MATERIAL SUPPLIED:
•••

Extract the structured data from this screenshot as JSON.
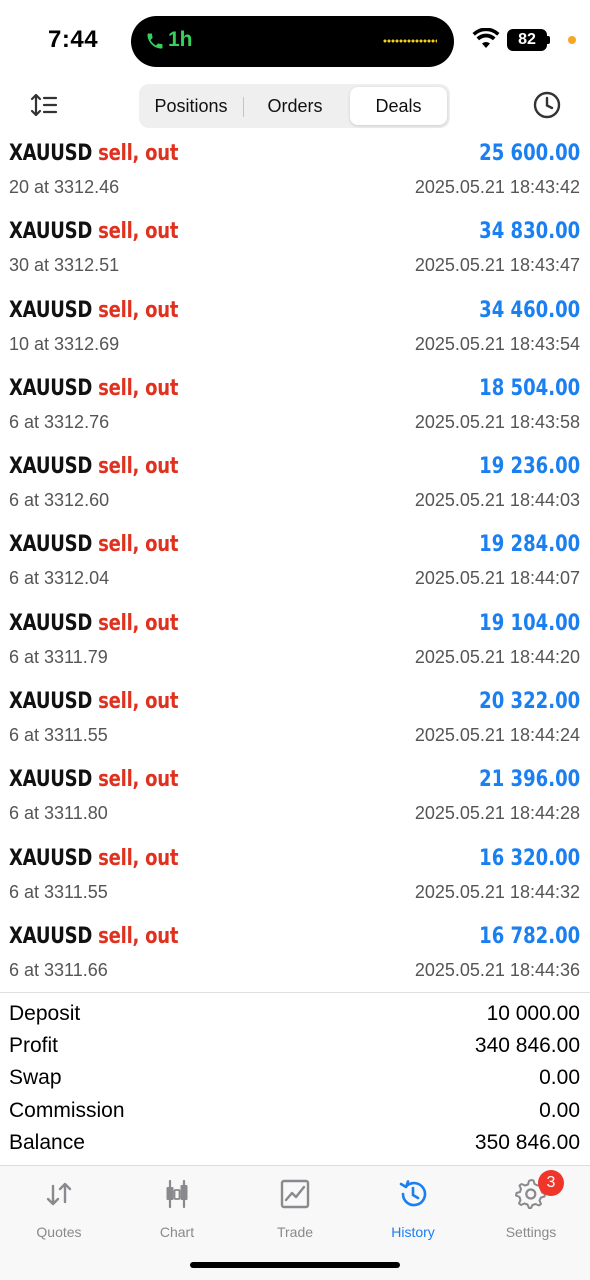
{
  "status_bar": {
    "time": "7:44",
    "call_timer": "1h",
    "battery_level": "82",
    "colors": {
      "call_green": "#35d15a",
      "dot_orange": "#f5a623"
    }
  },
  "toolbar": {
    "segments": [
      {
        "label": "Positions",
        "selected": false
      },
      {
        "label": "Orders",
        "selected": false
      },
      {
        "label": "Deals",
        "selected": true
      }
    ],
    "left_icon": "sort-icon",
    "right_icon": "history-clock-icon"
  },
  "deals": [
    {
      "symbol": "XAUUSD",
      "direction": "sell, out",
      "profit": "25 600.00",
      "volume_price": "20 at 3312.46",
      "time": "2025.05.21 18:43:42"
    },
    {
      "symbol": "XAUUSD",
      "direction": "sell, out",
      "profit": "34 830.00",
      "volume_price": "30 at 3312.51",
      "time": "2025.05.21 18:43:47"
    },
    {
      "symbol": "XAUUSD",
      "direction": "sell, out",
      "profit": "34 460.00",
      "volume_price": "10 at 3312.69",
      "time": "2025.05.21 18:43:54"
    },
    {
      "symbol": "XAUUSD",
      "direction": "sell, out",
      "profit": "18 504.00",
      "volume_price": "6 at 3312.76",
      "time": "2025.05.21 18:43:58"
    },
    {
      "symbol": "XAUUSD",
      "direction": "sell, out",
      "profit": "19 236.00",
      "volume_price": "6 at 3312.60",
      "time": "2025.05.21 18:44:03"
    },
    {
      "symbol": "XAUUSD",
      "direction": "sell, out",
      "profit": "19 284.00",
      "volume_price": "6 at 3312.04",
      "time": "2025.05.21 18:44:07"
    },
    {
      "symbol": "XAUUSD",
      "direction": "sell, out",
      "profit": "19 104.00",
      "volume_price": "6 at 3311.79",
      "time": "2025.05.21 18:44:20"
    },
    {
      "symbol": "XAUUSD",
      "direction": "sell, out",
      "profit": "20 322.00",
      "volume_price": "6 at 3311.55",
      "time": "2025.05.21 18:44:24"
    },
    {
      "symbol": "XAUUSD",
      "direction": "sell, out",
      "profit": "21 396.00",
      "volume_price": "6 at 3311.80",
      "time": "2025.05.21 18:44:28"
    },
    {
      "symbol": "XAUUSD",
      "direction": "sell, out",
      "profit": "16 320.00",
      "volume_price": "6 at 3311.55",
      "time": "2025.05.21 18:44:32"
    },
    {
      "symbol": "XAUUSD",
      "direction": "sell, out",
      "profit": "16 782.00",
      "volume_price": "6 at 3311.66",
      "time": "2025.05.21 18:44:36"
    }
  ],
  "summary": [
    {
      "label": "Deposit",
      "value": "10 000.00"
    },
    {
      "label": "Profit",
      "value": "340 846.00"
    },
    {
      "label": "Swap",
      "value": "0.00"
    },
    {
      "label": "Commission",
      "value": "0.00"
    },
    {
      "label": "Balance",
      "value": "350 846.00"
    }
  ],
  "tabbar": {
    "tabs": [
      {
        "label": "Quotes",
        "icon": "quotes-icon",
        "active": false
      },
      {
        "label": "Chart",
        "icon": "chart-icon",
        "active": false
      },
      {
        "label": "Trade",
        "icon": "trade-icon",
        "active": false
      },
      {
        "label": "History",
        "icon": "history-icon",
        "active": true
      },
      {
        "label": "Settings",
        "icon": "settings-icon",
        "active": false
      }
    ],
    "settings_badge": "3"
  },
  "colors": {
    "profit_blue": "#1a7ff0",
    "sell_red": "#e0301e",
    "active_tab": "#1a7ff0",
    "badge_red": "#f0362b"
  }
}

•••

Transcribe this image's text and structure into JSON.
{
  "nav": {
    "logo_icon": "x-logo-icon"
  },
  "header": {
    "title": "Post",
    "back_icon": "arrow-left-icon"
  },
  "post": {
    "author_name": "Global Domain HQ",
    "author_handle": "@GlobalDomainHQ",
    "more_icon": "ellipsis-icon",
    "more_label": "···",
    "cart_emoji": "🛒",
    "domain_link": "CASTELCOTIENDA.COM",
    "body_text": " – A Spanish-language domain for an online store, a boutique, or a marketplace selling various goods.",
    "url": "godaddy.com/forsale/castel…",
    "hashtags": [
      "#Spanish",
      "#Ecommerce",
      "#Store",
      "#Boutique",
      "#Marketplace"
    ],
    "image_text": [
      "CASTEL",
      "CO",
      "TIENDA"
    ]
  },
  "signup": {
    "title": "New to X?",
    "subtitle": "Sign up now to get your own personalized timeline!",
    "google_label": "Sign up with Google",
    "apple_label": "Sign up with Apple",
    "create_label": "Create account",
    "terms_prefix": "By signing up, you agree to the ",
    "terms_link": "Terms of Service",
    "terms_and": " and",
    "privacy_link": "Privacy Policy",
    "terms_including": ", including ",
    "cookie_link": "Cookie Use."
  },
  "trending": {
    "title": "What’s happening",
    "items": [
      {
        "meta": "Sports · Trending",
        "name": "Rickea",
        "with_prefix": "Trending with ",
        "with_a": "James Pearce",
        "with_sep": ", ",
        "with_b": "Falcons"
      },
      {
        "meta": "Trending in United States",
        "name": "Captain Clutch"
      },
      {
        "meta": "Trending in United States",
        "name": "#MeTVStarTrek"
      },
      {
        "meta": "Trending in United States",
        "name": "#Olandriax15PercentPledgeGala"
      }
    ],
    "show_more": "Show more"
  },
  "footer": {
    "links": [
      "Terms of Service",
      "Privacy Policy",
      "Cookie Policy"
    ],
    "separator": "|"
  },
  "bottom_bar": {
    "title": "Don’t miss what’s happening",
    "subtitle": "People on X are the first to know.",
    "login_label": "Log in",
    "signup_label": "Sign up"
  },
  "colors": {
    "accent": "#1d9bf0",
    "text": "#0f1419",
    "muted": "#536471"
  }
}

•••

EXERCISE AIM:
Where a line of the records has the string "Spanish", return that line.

RESPONSE FOR THIS EXERCISE:
    "body_text": " – A Spanish-language domain for an online store, a boutique, or a marketplace selling various goods.",
      "#Spanish",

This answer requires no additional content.